Returning to the Atacama Desert

by William Bossen Photography

There is something about this southern coast of Peru’, the Atacama Desert, it calls forcefully to me.  That deeper part of my soul, my spirit, that quiet knowing remembering eternal part, is demanded to enter her vastness.  To be quiet.  To feel her breath and breathe.  Listen to her winds and learn.

The Atacama is cruel beyond imagining.  After hours which seemed of days in this desert immortal where time means nothing.  I managed to crest the highest sightable coastal peak (a mere 2000m foothill to the great Andes rising to the east).  The view was spectacular.

From there I could see the delicate curves and rolls of her body.  I desired to caress her so badly, take her in while she me, coarse as her skin is, but I settled to be a voyeur.

When I finished I descended the mountain to the coast where I fell upon a killing field of a beach.  For uncountable centuries sea life has been washing onto the shore to be dried and preserved.  Their carcasses, bones, and feathers decorating a morbid display the edges of this eternal land.  This is what the Atacama does to those that stay or call this home and I almost joining them.

I almost died and truthfully I am happy for it.  In a past life I must have ben a native here.  One of those hearty indigenous on a spirit quest to prove my manliness.  Surely I lost but must have gained some knowledge my spirit has since forgotten.  Now that I am returned my soul is reminded of the those lessons, of the hardships, how to endure, even if only for a brief time.  After my short hours roaming the vastness, lost and found, I realized that I was running out of water.  Though I had consumed two liters it was not enough.  The sun rays are intensely oppressive, the ozone thin, you sweat profusely but the wind and heat evaporate it so quickly you don’t realize how much water you are losing.  No beads form.  No sweaty back.  No sticky balls.  Even the wind carries death in the dust you breath being laced with salt to speed the rate of dehydration.

Soon I found myself pushing into exhaustion, glimpsing occasional blackness, fighting 50MPH winds into my face, seemingly in every direction I turned.  Combating the desire to lay down and join with death.  I needed to get to safety, though I feel like a pussy for saying so because I had spent only 4 hours in those elements.
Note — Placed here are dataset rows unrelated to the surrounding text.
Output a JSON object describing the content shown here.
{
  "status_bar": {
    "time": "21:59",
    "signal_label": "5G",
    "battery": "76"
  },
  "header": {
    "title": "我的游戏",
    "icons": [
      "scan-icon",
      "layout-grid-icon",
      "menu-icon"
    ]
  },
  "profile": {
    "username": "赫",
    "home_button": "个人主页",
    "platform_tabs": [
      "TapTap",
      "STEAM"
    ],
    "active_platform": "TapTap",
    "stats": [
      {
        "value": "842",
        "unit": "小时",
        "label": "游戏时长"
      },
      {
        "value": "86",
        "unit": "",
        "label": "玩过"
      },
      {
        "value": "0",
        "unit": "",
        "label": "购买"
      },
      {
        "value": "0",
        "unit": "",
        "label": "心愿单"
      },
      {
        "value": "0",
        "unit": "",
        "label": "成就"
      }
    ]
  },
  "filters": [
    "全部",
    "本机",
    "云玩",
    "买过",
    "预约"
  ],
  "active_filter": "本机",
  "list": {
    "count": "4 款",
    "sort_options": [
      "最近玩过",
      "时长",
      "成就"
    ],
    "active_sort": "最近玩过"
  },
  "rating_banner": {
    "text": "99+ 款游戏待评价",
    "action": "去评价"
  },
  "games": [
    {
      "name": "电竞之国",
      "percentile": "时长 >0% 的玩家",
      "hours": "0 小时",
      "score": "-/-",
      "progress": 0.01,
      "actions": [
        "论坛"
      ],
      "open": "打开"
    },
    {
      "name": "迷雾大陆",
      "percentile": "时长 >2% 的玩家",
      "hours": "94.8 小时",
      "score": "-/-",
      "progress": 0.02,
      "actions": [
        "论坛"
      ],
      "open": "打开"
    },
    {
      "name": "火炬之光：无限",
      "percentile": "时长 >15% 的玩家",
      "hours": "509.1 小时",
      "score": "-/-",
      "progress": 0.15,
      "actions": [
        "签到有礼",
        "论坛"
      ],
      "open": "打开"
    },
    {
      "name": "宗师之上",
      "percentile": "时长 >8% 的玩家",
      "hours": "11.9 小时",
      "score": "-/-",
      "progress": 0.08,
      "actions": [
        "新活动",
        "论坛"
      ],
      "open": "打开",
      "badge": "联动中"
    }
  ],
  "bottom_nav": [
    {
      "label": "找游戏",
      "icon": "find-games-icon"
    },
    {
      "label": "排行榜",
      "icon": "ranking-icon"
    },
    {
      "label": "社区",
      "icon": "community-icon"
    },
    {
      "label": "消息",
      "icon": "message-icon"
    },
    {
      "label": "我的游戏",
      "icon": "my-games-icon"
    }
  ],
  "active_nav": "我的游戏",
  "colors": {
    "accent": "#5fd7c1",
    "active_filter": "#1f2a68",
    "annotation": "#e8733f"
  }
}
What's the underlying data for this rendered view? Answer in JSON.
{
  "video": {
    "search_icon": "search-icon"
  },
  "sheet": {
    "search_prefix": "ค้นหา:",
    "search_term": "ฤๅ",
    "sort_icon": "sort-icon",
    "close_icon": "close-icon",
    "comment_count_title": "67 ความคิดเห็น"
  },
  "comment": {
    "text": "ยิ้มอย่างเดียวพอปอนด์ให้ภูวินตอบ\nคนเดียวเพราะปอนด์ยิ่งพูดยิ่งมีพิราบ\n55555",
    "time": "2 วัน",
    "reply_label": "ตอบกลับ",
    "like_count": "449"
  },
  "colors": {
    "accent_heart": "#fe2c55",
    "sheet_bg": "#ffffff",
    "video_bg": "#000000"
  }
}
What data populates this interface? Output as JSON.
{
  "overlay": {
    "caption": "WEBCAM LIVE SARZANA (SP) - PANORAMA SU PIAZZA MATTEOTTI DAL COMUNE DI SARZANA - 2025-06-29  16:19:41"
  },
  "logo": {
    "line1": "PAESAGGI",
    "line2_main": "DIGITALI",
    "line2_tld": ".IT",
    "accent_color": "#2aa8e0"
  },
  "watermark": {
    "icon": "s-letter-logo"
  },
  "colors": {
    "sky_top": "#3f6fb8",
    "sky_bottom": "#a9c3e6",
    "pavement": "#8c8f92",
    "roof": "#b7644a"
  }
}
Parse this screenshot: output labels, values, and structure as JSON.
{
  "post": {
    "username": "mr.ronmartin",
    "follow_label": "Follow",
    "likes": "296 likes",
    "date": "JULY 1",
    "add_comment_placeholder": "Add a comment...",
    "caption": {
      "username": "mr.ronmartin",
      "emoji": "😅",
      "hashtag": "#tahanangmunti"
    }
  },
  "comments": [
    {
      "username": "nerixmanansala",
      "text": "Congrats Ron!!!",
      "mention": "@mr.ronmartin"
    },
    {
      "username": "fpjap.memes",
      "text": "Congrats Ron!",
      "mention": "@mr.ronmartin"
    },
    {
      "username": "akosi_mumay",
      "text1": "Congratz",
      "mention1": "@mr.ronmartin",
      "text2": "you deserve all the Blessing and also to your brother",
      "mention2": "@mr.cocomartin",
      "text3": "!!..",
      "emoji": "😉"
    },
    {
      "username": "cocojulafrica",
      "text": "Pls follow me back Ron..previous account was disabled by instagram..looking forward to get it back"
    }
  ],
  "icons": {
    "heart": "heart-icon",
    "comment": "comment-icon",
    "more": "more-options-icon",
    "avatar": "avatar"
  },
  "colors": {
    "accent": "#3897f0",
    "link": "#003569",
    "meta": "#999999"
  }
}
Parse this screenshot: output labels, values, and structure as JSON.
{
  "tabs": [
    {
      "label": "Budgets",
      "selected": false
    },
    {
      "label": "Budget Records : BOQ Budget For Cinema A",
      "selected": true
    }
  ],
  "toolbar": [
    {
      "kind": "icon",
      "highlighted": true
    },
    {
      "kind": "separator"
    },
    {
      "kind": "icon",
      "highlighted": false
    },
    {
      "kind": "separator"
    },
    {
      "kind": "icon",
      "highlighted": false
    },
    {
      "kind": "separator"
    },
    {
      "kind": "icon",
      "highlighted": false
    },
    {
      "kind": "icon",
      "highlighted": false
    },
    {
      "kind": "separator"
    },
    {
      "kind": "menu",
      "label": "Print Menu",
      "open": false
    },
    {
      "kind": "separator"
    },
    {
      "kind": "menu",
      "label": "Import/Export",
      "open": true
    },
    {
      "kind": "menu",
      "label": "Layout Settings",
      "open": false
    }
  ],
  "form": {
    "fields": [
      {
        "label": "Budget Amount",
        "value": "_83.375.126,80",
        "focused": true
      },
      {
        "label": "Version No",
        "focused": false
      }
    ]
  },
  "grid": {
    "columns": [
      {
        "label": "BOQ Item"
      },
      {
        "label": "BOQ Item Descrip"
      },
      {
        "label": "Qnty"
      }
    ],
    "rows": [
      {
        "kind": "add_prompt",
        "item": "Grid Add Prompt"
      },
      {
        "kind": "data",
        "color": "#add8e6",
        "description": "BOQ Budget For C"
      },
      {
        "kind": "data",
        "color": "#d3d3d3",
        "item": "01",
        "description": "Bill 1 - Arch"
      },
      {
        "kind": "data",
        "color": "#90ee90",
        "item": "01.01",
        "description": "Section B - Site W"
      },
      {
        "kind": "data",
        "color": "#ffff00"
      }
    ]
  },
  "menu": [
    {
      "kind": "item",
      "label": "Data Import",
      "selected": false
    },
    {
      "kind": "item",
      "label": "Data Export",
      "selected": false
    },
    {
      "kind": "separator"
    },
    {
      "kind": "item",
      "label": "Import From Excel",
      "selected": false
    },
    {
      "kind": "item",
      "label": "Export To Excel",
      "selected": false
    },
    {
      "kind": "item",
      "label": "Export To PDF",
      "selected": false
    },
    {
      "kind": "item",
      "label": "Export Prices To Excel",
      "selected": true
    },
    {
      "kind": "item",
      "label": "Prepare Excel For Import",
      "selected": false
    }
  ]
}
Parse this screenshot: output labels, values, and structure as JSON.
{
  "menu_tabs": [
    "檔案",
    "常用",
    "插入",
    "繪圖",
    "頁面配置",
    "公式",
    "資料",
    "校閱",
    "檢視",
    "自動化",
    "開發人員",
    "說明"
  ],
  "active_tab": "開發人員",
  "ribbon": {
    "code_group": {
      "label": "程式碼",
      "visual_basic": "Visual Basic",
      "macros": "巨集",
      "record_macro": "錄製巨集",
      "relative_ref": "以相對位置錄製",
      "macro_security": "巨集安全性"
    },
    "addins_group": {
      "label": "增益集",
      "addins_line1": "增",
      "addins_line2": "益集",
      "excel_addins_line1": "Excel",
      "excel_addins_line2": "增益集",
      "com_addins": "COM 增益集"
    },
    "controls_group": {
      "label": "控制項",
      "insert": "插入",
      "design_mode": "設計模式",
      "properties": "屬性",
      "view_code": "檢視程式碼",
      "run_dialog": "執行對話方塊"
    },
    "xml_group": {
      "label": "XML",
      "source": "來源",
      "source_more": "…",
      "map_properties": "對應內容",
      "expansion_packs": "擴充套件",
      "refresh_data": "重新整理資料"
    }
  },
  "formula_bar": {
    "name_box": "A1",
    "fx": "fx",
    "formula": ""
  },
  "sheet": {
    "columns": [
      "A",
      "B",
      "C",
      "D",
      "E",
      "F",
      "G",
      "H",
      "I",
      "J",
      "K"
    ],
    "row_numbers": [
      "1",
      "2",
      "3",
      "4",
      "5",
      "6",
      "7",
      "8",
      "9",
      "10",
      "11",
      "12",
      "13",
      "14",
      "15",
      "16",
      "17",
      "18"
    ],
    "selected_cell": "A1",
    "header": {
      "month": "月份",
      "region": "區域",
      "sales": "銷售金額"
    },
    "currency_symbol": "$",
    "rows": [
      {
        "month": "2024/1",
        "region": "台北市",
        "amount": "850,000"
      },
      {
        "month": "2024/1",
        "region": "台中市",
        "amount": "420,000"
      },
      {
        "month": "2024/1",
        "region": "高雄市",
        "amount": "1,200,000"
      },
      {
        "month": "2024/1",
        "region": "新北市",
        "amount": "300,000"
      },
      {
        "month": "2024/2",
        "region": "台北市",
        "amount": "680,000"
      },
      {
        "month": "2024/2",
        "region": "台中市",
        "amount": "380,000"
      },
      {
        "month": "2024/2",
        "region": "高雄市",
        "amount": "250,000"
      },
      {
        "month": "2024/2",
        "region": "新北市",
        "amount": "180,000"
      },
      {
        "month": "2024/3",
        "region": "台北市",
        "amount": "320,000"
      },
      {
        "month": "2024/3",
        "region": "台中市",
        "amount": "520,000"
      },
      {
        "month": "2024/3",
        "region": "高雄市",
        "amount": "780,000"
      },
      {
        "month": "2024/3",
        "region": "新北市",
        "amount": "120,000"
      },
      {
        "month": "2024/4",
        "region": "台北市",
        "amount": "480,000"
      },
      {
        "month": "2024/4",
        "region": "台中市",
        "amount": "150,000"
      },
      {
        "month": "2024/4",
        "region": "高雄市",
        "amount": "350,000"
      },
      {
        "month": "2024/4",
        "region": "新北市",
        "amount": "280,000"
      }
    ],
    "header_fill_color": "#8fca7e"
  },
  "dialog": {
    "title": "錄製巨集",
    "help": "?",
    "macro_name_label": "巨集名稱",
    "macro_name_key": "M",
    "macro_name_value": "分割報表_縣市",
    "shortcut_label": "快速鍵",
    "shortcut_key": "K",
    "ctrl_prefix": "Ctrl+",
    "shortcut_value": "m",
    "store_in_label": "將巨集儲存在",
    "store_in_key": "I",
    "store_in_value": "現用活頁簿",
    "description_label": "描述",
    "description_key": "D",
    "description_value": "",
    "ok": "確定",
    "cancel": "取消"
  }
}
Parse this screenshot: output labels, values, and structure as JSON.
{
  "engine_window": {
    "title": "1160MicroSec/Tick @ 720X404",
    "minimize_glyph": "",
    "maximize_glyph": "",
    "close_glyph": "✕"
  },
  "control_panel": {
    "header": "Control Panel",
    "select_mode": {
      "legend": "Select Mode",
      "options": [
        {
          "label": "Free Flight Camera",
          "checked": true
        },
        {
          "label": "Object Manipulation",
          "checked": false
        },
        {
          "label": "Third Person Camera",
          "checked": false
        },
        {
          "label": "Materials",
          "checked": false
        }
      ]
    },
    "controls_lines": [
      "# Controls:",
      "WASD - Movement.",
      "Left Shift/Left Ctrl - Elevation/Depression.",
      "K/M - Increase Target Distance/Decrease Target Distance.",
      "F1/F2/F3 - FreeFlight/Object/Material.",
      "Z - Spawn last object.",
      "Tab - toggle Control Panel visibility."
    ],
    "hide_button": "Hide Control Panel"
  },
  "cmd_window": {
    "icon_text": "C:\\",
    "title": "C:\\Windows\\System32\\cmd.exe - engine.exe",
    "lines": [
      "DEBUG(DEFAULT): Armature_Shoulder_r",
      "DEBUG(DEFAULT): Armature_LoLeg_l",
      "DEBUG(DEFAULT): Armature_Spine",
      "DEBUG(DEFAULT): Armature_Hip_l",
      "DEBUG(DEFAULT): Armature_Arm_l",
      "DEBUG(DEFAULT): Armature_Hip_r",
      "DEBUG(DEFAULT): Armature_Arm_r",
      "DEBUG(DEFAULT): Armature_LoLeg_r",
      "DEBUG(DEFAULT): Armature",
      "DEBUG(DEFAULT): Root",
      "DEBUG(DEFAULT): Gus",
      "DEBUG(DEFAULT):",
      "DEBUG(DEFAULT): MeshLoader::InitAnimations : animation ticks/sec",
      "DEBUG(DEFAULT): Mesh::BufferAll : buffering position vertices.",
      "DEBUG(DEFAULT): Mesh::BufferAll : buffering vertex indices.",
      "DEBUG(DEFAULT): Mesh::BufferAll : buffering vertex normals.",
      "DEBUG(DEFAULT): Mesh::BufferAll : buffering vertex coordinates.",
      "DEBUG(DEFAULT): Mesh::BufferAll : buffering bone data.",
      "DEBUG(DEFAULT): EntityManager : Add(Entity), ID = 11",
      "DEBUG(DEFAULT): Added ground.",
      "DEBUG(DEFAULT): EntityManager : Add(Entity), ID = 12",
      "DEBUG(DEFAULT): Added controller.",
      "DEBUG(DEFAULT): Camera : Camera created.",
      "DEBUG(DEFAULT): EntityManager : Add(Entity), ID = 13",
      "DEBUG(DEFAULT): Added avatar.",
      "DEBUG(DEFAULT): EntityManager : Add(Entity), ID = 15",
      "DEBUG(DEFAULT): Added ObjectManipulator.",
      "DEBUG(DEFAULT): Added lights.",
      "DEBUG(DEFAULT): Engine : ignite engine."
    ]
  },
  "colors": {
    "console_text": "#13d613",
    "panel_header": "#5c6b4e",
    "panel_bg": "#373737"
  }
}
The people who came before us, before our “Modern Time”, how tough they were.  I like to think of myself as strong, as resilient, but compared to those of before I am nothing. Would they be seeing black after 4 hours?  Would the elements here defeat them so easily?  I think not.  Maybe I should have just staying on that beach and joined the seals and birds in decorating the shore.  Joined that killing field in dishonor in the time worn face of those that came before me in this eternal woman.

But that would be wrong.  Why did I return to relearn the lessons I once knew just to die and forget them again?  So I decided to push through.  Use that lesson and stare back at the black to see the light and fucking walk.  To live.  Dig down deep and return to the woman I love.  Where home is, peace and healing.  Make some babies and teach them what little I know.  Strangely I no longer feel drawn to that eternal woman and get lost into her beauty.  No I want my woman.  Her warm, loving, and moist embrace were the salt on my tongue is welcome. – Will

A note on the photos.  I am so very tired of perfect photos.  I want my images to have heart and feel real.  Sometimes seeming nearly perfect but frequently flawed.  Sometimes smooth and sexy, other times coarse, even verging on making no sense.  In other words human.  Nothing and no one is perfect so fuck those other photographers and wannabes who make everything too perfect and constrain their world to “technical” shit.  Forgetting aesthetics.  Blowout a highlight sometimes.  As long as it looks good.  WTF?